- [Work instruction]: Repeat each line of the listing exactly as written.

■ ■ ■

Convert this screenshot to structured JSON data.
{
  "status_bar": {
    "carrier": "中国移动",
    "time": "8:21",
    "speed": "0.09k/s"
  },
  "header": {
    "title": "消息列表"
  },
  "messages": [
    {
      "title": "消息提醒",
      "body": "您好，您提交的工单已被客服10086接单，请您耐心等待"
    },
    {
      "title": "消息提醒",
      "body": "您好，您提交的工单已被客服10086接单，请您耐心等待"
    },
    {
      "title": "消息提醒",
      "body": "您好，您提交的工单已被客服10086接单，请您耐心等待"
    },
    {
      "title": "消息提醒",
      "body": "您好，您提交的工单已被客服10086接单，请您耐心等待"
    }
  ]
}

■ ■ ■

- [Output]:
Convert this screenshot to structured JSON data.
{
  "status_bar": {
    "carrier": "中国移动",
    "time": "8:21",
    "speed": "0.09k/s"
  },
  "header": {
    "title": "消息列表"
  },
  "messages": [
    {
      "title": "消息提醒",
      "body": "您好，您提交的工单已被客服10086接单，请您耐心等待"
    },
    {
      "title": "消息提醒",
      "body": "您好，您提交的工单已被客服10086接单，请您耐心等待"
    },
    {
      "title": "消息提醒",
      "body": "您好，您提交的工单已被客服10086接单，请您耐心等待"
    },
    {
      "title": "消息提醒",
      "body": "您好，您提交的工单已被客服10086接单，请您耐心等待"
    }
  ]
}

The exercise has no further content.